Direct expenditures by the DoD for such things as base construction, personnel support and locally produced supplies also fell. In 1983, the US paid some $1.85 billion for goods and services to the Saudi government; three years later this figure had dropped to $478 million. The total cost of personnel and troop deployment expenses in the Arab world was $388 million in 1987, down from $2.2 billion in both 1981 and 1983.
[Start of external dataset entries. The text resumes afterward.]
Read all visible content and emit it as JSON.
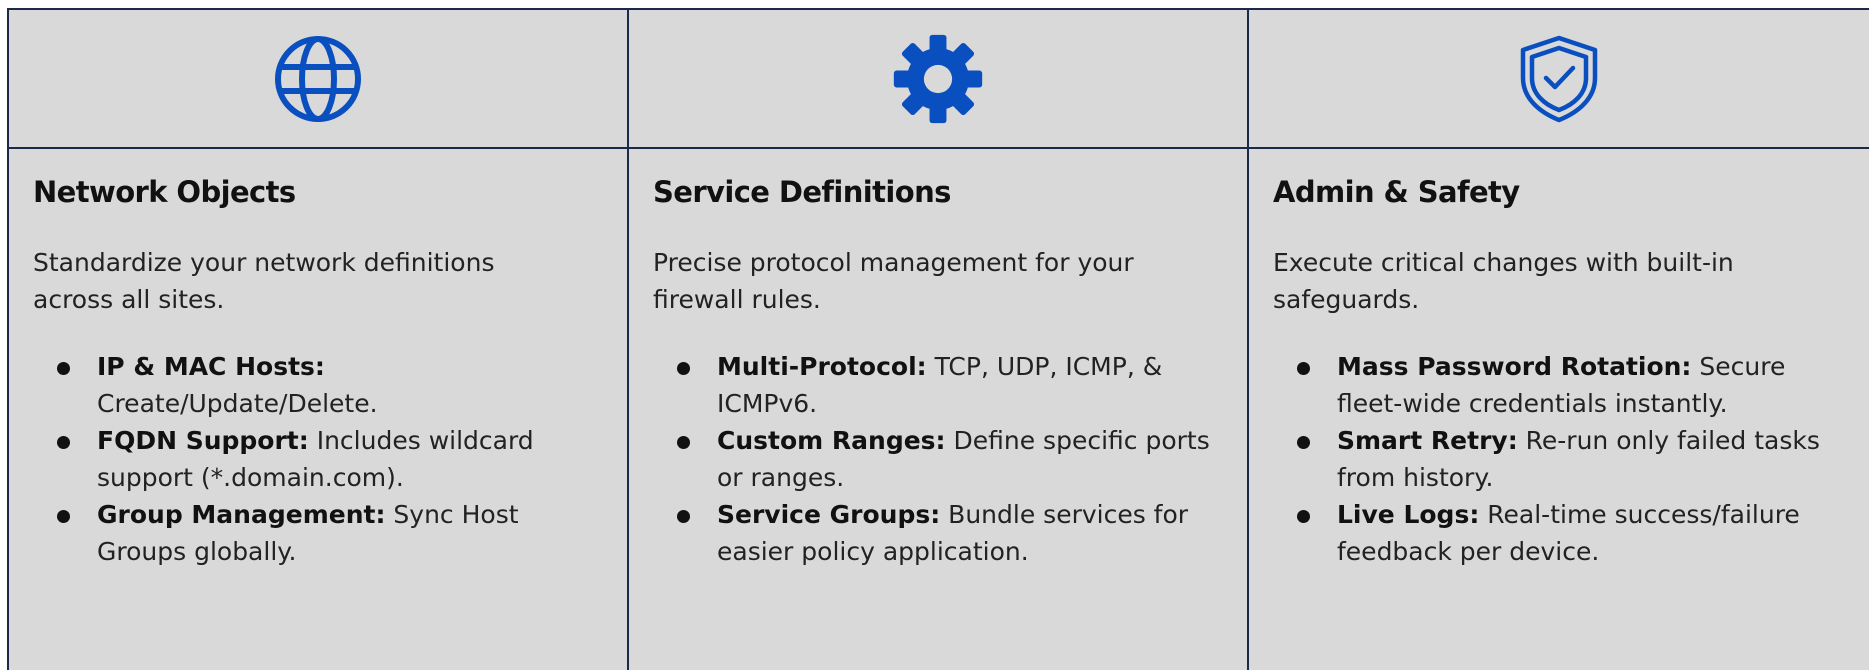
{
  "colors": {
    "background": "#d9d9d9",
    "border": "#1c2a4a",
    "icon_blue": "#0a4fbf",
    "text": "#222222"
  },
  "cards": [
    {
      "icon": "globe-icon",
      "title": "Network Objects",
      "description": "Standardize your network definitions across all sites.",
      "features": [
        {
          "label": "IP & MAC Hosts:",
          "text": " Create/Update/Delete."
        },
        {
          "label": "FQDN Support:",
          "text": " Includes wildcard support (*.domain.com)."
        },
        {
          "label": "Group Management:",
          "text": " Sync Host Groups globally."
        }
      ]
    },
    {
      "icon": "gear-icon",
      "title": "Service Definitions",
      "description": "Precise protocol management for your firewall rules.",
      "features": [
        {
          "label": "Multi-Protocol:",
          "text": " TCP, UDP, ICMP, & ICMPv6."
        },
        {
          "label": "Custom Ranges:",
          "text": " Define specific ports or ranges."
        },
        {
          "label": "Service Groups:",
          "text": " Bundle services for easier policy application."
        }
      ]
    },
    {
      "icon": "shield-check-icon",
      "title": "Admin & Safety",
      "description": "Execute critical changes with built-in safeguards.",
      "features": [
        {
          "label": "Mass Password Rotation:",
          "text": " Secure fleet-wide credentials instantly."
        },
        {
          "label": "Smart Retry:",
          "text": " Re-run only failed tasks from history."
        },
        {
          "label": "Live Logs:",
          "text": " Real-time success/failure feedback per device."
        }
      ]
    }
  ]
}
In an attempt to reverse this slide, the US steeply raised its allocations of FMS monies in 1987. Egypt, which had been granted only $676 million in 1986, was authorized to spend some $1.1 billion the following year; Bahrain’s contracts were raised from $40 million to $147 million; Jordan’s from $39 million to $68 million; and those of the United Arab Emirates from $16 million to $240 million. Washington proposes doubling military sales to Israel in 1989. For the most part, these funds were used to purchase sophisticated aircraft systems from American manufacturers. They have been complemented by even larger contracts between local armed forces and American telecommunications firms to provide equipment and operational assistance for air defense facilities. Such projects have revived flagging US military sales to the region; US arms ex-ports to the Middle East as a whole doubled in 1987.
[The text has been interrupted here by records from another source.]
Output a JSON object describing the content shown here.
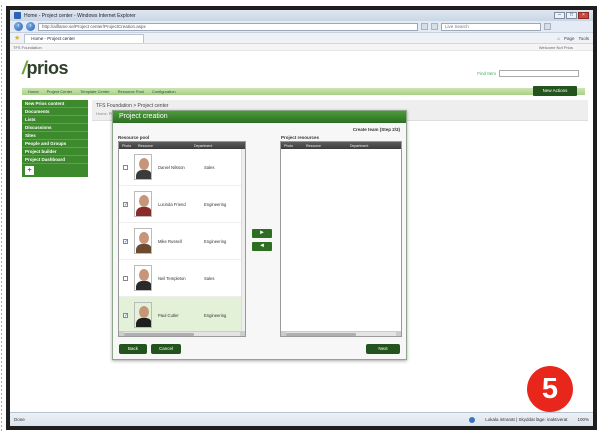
{
  "browser": {
    "window_title": "Home - Project center - Windows Internet Explorer",
    "url": "http://aiflame.se/Project center/ProjectCreation.aspx",
    "search_placeholder": "Live Search",
    "tab_label": "Home - Project center",
    "toolbar_tools": [
      "Page",
      "Tools"
    ],
    "status_left": "Done",
    "status_zone": "Lokala intranät | Skyddat läge: inaktiverat",
    "zoom": "100%"
  },
  "app": {
    "top_label": "TFS Foundation",
    "welcome": "Welcome Nof Prios",
    "logo_text": "prios",
    "find_label": "Find Item",
    "nav_tabs": [
      "Home",
      "Project Center",
      "Template Center",
      "Resource Pool",
      "Configuration"
    ],
    "new_button": "New Actions",
    "sidebar": [
      "New Prios content",
      "Documents",
      "Lists",
      "Discussions",
      "Sites",
      "People and Groups",
      "Project builder",
      "Project Dashboard"
    ],
    "breadcrumb": "TFS Foundation > Project center",
    "subtitle": "Home: Prios Foundation"
  },
  "dialog": {
    "title": "Project creation",
    "create_team_label": "Create team (Step 2/3)",
    "resource_pool_label": "Resource pool",
    "project_resources_label": "Project resources",
    "left_columns": [
      "Photo",
      "Resource",
      "Department"
    ],
    "right_columns": [
      "Photo",
      "Resource",
      "Department"
    ],
    "resources": [
      {
        "name": "Daniel Nilsson",
        "department": "Sales",
        "checked": false,
        "selected": false,
        "shirt": "#3b3b3b"
      },
      {
        "name": "Lucinda Friend",
        "department": "Engineering",
        "checked": true,
        "selected": false,
        "shirt": "#8a2d2a"
      },
      {
        "name": "Mike Russell",
        "department": "Engineering",
        "checked": true,
        "selected": false,
        "shirt": "#6b4a2f"
      },
      {
        "name": "Neil Templeton",
        "department": "Sales",
        "checked": false,
        "selected": false,
        "shirt": "#2a2a2a"
      },
      {
        "name": "Paul Cutler",
        "department": "Engineering",
        "checked": true,
        "selected": true,
        "shirt": "#1f1f1f"
      }
    ],
    "add_arrow": "►",
    "remove_arrow": "◄",
    "back_button": "Back",
    "cancel_button": "Cancel",
    "next_button": "Next"
  },
  "step_badge": "5"
}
But US manufacturers no longer hold a predominant position among suppliers of advanced military equipment to the Arab states. Beginning in 1985, European arms companies redoubled their efforts to expand into Arab markets. In late 1985, the West German aircraft and armored vehicle conglomerates Messerschmitt-Boelkow-Blohm and Krauss-Mafei dispatched a joint delegation to Saudi Arabia to line up new orders for their helicopters and medium tanks. A shift in Bonn’s attitude toward supplying the Arab states with advanced weaponry allowed a consortium of German engineering firms to bid for the rights to supervise construction of a $5.2 billion munitions complex intended to make the kingdom self-sufficient in 155mm artillery shells and 105mm and 120mm tank shells. Even these successes failed to match those of the French, whose representatives won a $546 million contract to provide extended maintenance for Saudi Arabia’s air defense system last February, a $1.5 billion deal to supply the Jordanian air force with 20 Mirage 2000 fighters and refit its aging Mirage F-1s, and a further $430 million for 12 attack helicopters and ten missile patrol boats for the Saudi navy in April and June, respectively.
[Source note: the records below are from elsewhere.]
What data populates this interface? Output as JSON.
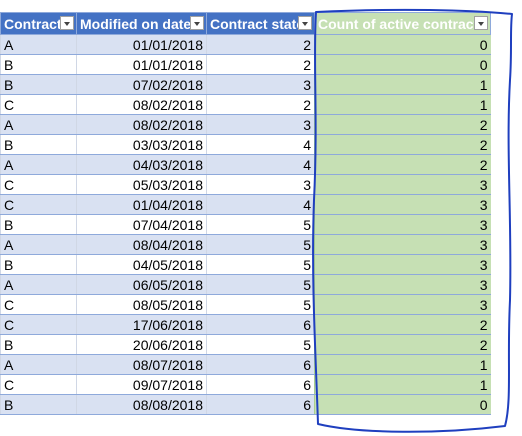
{
  "headers": {
    "contract": "Contract",
    "modified": "Modified on date",
    "state": "Contract state",
    "count": "Count of active contracts"
  },
  "rows": [
    {
      "contract": "A",
      "date": "01/01/2018",
      "state": "2",
      "count": "0"
    },
    {
      "contract": "B",
      "date": "01/01/2018",
      "state": "2",
      "count": "0"
    },
    {
      "contract": "B",
      "date": "07/02/2018",
      "state": "3",
      "count": "1"
    },
    {
      "contract": "C",
      "date": "08/02/2018",
      "state": "2",
      "count": "1"
    },
    {
      "contract": "A",
      "date": "08/02/2018",
      "state": "3",
      "count": "2"
    },
    {
      "contract": "B",
      "date": "03/03/2018",
      "state": "4",
      "count": "2"
    },
    {
      "contract": "A",
      "date": "04/03/2018",
      "state": "4",
      "count": "2"
    },
    {
      "contract": "C",
      "date": "05/03/2018",
      "state": "3",
      "count": "3"
    },
    {
      "contract": "C",
      "date": "01/04/2018",
      "state": "4",
      "count": "3"
    },
    {
      "contract": "B",
      "date": "07/04/2018",
      "state": "5",
      "count": "3"
    },
    {
      "contract": "A",
      "date": "08/04/2018",
      "state": "5",
      "count": "3"
    },
    {
      "contract": "B",
      "date": "04/05/2018",
      "state": "5",
      "count": "3"
    },
    {
      "contract": "A",
      "date": "06/05/2018",
      "state": "5",
      "count": "3"
    },
    {
      "contract": "C",
      "date": "08/05/2018",
      "state": "5",
      "count": "3"
    },
    {
      "contract": "C",
      "date": "17/06/2018",
      "state": "6",
      "count": "2"
    },
    {
      "contract": "B",
      "date": "20/06/2018",
      "state": "5",
      "count": "2"
    },
    {
      "contract": "A",
      "date": "08/07/2018",
      "state": "6",
      "count": "1"
    },
    {
      "contract": "C",
      "date": "09/07/2018",
      "state": "6",
      "count": "1"
    },
    {
      "contract": "B",
      "date": "08/08/2018",
      "state": "6",
      "count": "0"
    }
  ],
  "colors": {
    "header": "#4472c4",
    "band": "#d9e1f2",
    "highlight": "#c6e0b4",
    "annotation": "#1f3fbf"
  },
  "icons": {
    "filter": "filter-dropdown-icon"
  }
}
But it is the United Kingdom that has emerged as the primary US competitor to the United States in selling sophisticated military equipment to the Arab states. In early July 1988, the Saudi minister of defense and aviation signed a memorandum of understanding with the British secretary of state for defense, committing the kingdom to purchase at least 48 Tornado fighter-bombers, 80 Blackhawk helicopters, six Sandown minesweepers and 60 jet trainers worth a total of almost $8 billion. The agreement also hints that the British engineering firms will be engaged to supervise construction of one or two new air bases to house the planes, a project that may cost some $3 billion by itself. 
 US Department of Energy, Monthly Energy Review, March 1988.
 US Department of Commerce, International Trade Administration, Foreign Economic Trends and Their Implications for the United States: Egypt, FET-88-49, May 1988, p. 18.
 See “America’s New Realism,” Middle East Economic Digest, April 29, 1988, p. 16.
 “The United Kingdoms,” Middle East Economic Digest, July 22, 1988.